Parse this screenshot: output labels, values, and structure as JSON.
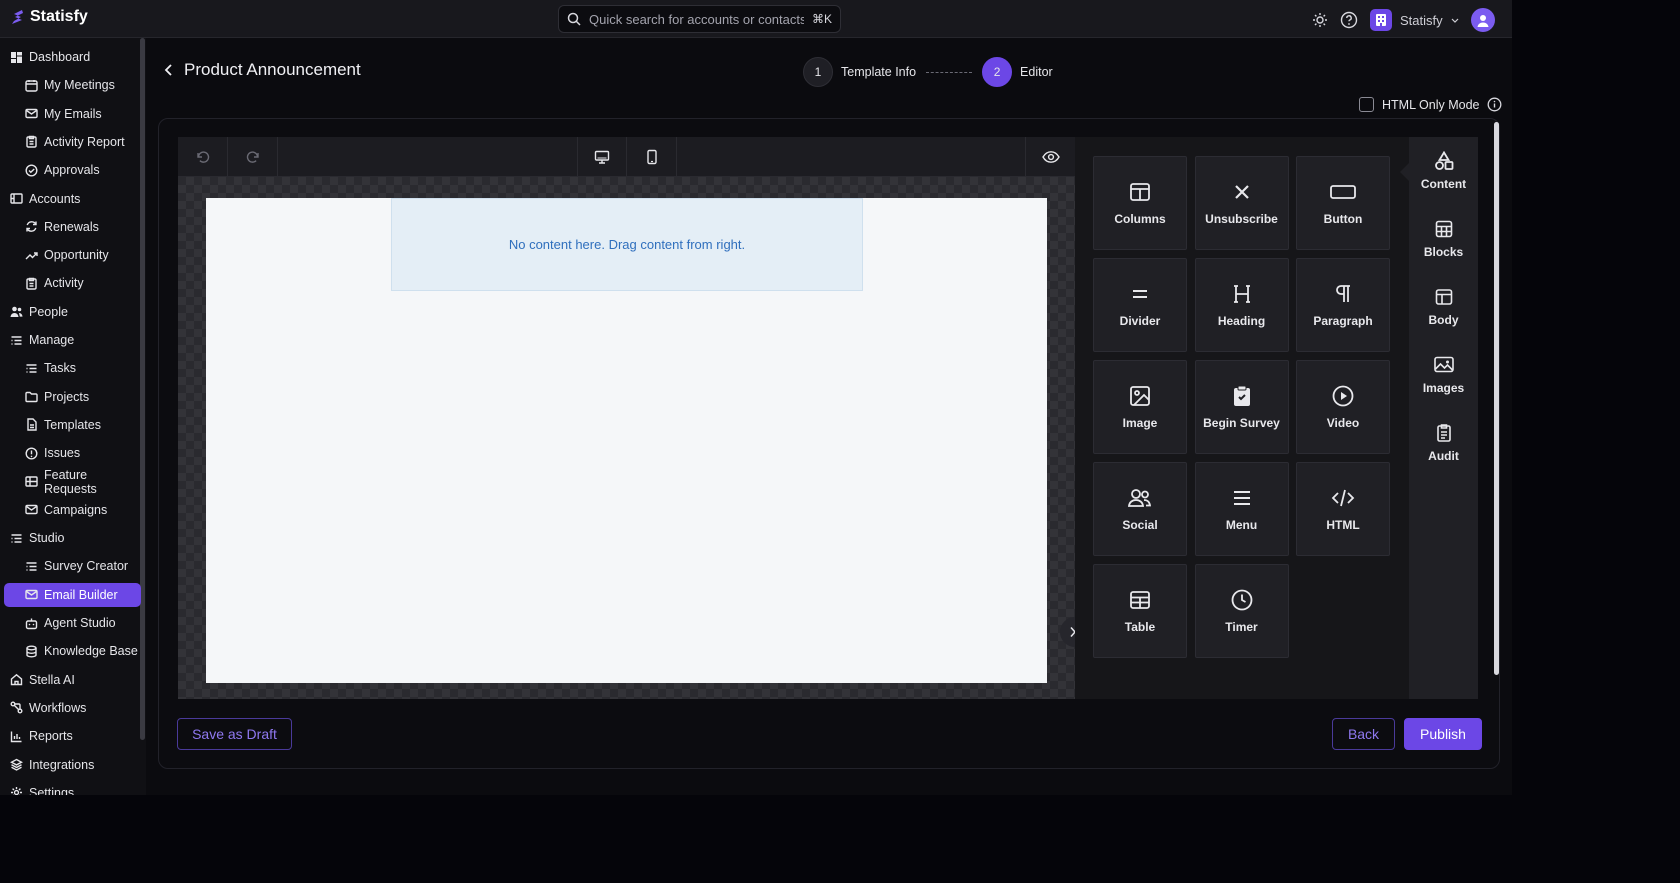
{
  "app": {
    "name": "Statisfy",
    "org_label": "Statisfy",
    "search_placeholder": "Quick search for accounts or contacts",
    "search_shortcut": "⌘K"
  },
  "sidebar": {
    "items": [
      {
        "label": "Dashboard",
        "icon": "dashboard-icon"
      },
      {
        "label": "My Meetings",
        "icon": "calendar-icon"
      },
      {
        "label": "My Emails",
        "icon": "mail-icon"
      },
      {
        "label": "Activity Report",
        "icon": "clipboard-icon"
      },
      {
        "label": "Approvals",
        "icon": "check-circle-icon"
      },
      {
        "label": "Accounts",
        "icon": "accounts-icon"
      },
      {
        "label": "Renewals",
        "icon": "refresh-icon"
      },
      {
        "label": "Opportunity",
        "icon": "trend-icon"
      },
      {
        "label": "Activity",
        "icon": "clipboard-icon"
      },
      {
        "label": "People",
        "icon": "people-icon"
      },
      {
        "label": "Manage",
        "icon": "list-icon"
      },
      {
        "label": "Tasks",
        "icon": "list-icon"
      },
      {
        "label": "Projects",
        "icon": "folder-icon"
      },
      {
        "label": "Templates",
        "icon": "file-icon"
      },
      {
        "label": "Issues",
        "icon": "alert-icon"
      },
      {
        "label": "Feature Requests",
        "icon": "grid-icon"
      },
      {
        "label": "Campaigns",
        "icon": "mail-icon"
      },
      {
        "label": "Studio",
        "icon": "list-icon"
      },
      {
        "label": "Survey Creator",
        "icon": "list-icon"
      },
      {
        "label": "Email Builder",
        "icon": "mail-icon"
      },
      {
        "label": "Agent Studio",
        "icon": "bot-icon"
      },
      {
        "label": "Knowledge Base",
        "icon": "database-icon"
      },
      {
        "label": "Stella AI",
        "icon": "home-icon"
      },
      {
        "label": "Workflows",
        "icon": "workflow-icon"
      },
      {
        "label": "Reports",
        "icon": "chart-icon"
      },
      {
        "label": "Integrations",
        "icon": "layers-icon"
      },
      {
        "label": "Settings",
        "icon": "gear-icon"
      }
    ]
  },
  "header": {
    "title": "Product Announcement",
    "steps": [
      {
        "num": "1",
        "label": "Template Info"
      },
      {
        "num": "2",
        "label": "Editor"
      }
    ],
    "html_only_mode": "HTML Only Mode"
  },
  "editor": {
    "dropzone_text": "No content here. Drag content from right."
  },
  "tools": [
    {
      "label": "Columns",
      "icon": "columns-icon"
    },
    {
      "label": "Unsubscribe",
      "icon": "x-icon"
    },
    {
      "label": "Button",
      "icon": "button-icon"
    },
    {
      "label": "Divider",
      "icon": "divider-icon"
    },
    {
      "label": "Heading",
      "icon": "heading-icon"
    },
    {
      "label": "Paragraph",
      "icon": "paragraph-icon"
    },
    {
      "label": "Image",
      "icon": "image-icon"
    },
    {
      "label": "Begin Survey",
      "icon": "clipboard-check-icon"
    },
    {
      "label": "Video",
      "icon": "play-icon"
    },
    {
      "label": "Social",
      "icon": "social-icon"
    },
    {
      "label": "Menu",
      "icon": "menu-icon"
    },
    {
      "label": "HTML",
      "icon": "code-icon"
    },
    {
      "label": "Table",
      "icon": "table-icon"
    },
    {
      "label": "Timer",
      "icon": "clock-icon"
    }
  ],
  "tabs": [
    {
      "label": "Content",
      "icon": "shapes-icon"
    },
    {
      "label": "Blocks",
      "icon": "blocks-icon"
    },
    {
      "label": "Body",
      "icon": "body-icon"
    },
    {
      "label": "Images",
      "icon": "images-icon"
    },
    {
      "label": "Audit",
      "icon": "audit-icon"
    }
  ],
  "footer": {
    "save_draft": "Save as Draft",
    "back": "Back",
    "publish": "Publish"
  },
  "colors": {
    "accent": "#6c47e6",
    "background": "#0b0b0f",
    "dropzone_text": "#2f6fbd"
  }
}
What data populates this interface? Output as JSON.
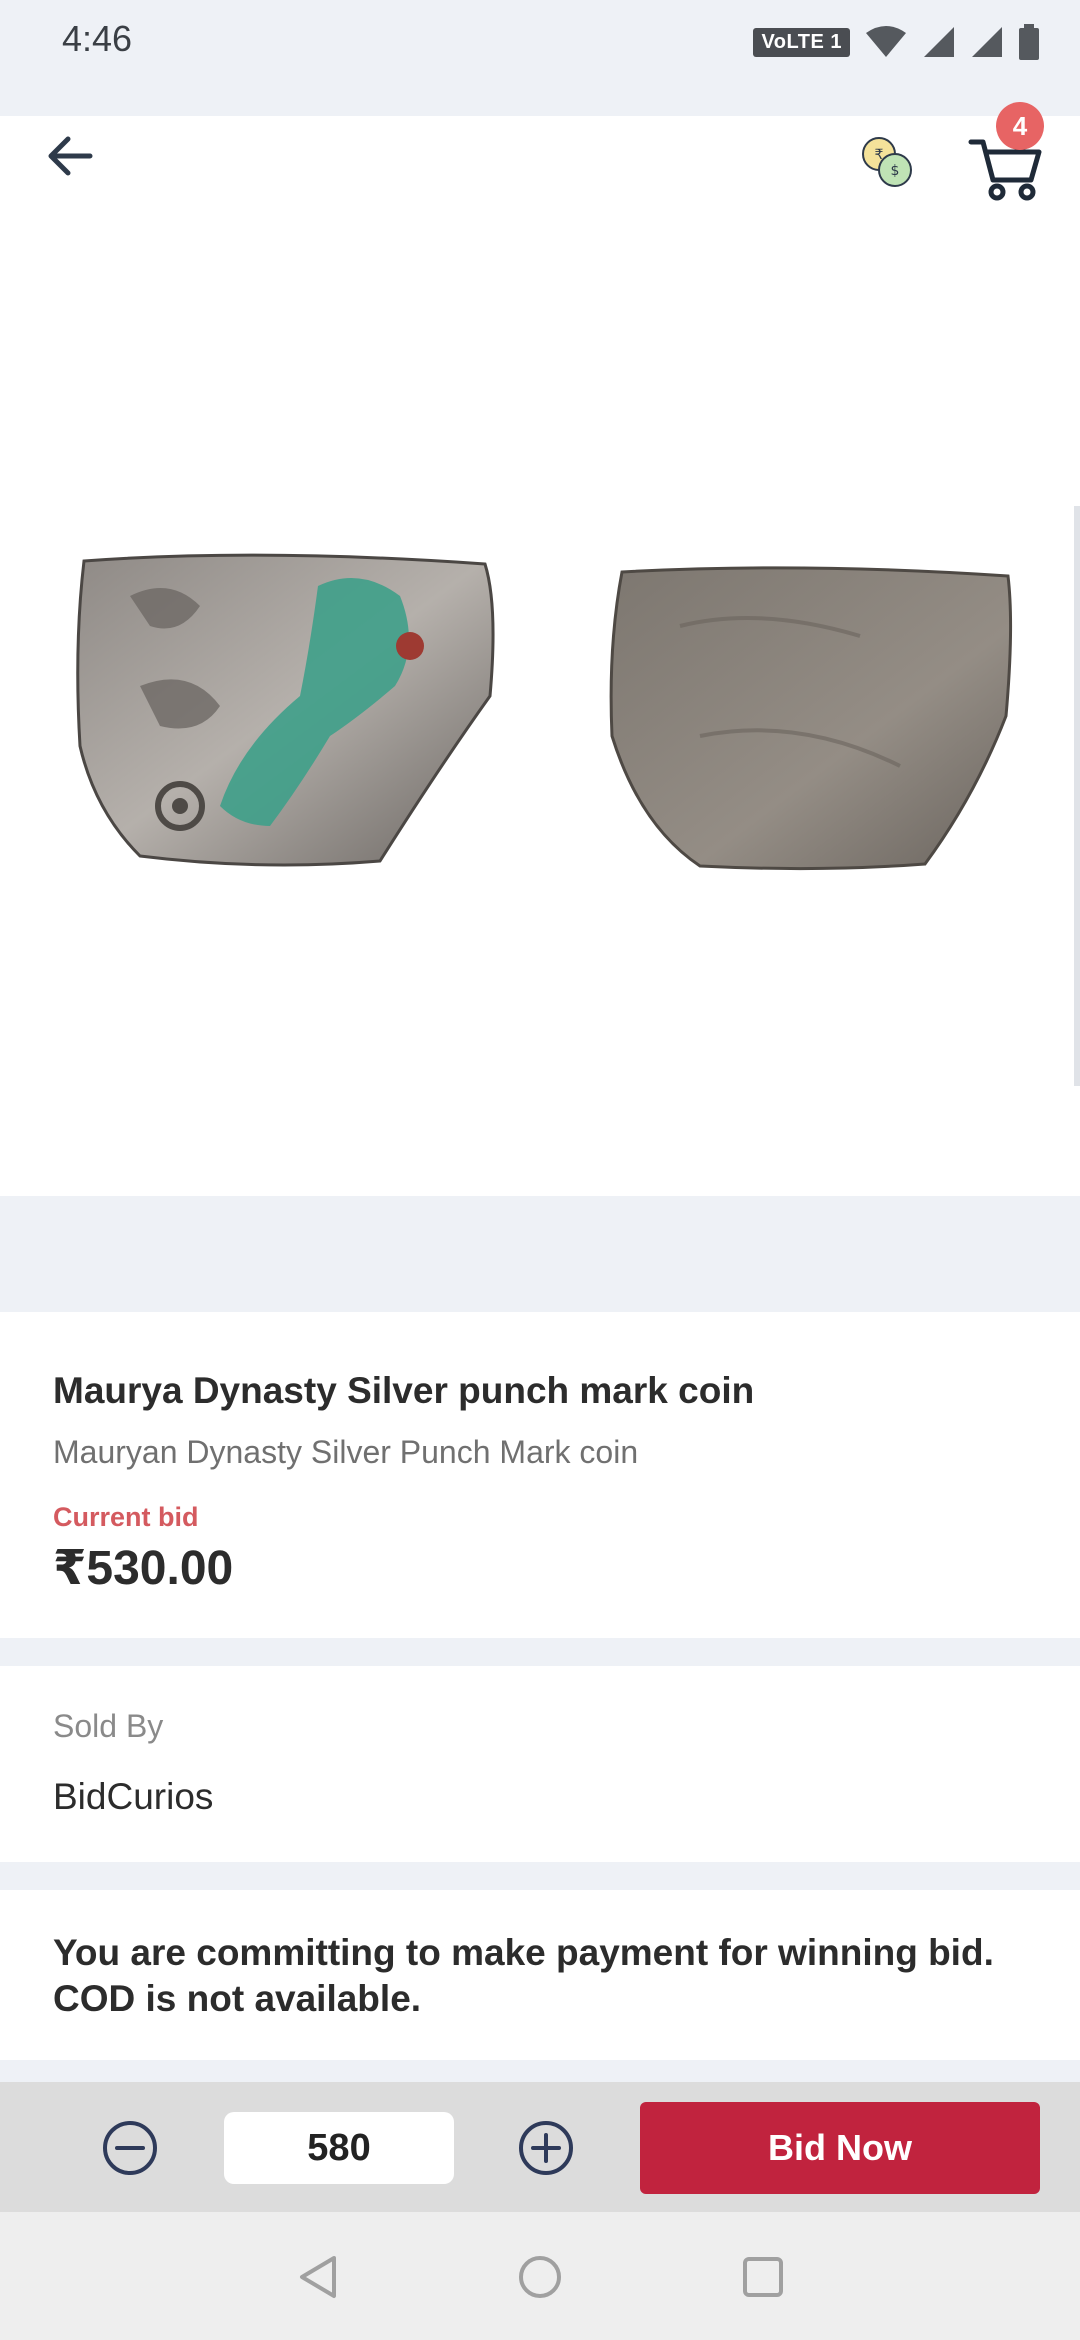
{
  "status_bar": {
    "time": "4:46",
    "network_badge": "VoLTE 1",
    "icons": [
      "wifi-icon",
      "signal-icon",
      "signal-icon",
      "battery-icon"
    ]
  },
  "header": {
    "back_icon": "arrow-left-icon",
    "currency_icon": "currency-exchange-icon",
    "cart_icon": "shopping-cart-icon",
    "cart_count": "4"
  },
  "product": {
    "title": "Maurya Dynasty Silver punch mark coin",
    "subtitle": "Mauryan Dynasty Silver Punch Mark coin",
    "current_bid_label": "Current bid",
    "current_bid_value": "₹530.00",
    "images": [
      "coin-obverse-image",
      "coin-reverse-image"
    ]
  },
  "seller": {
    "label": "Sold By",
    "name": "BidCurios"
  },
  "notice": {
    "text": "You are committing to make payment for winning bid. COD is not available."
  },
  "bid_bar": {
    "decrement_icon": "minus-circle-icon",
    "increment_icon": "plus-circle-icon",
    "bid_amount": "580",
    "bid_button_label": "Bid Now"
  },
  "colors": {
    "accent": "#c1233e",
    "badge": "#e76464",
    "bid_label": "#d45a5f"
  }
}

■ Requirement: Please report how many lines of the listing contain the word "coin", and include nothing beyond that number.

■ Solution to this exercise: 4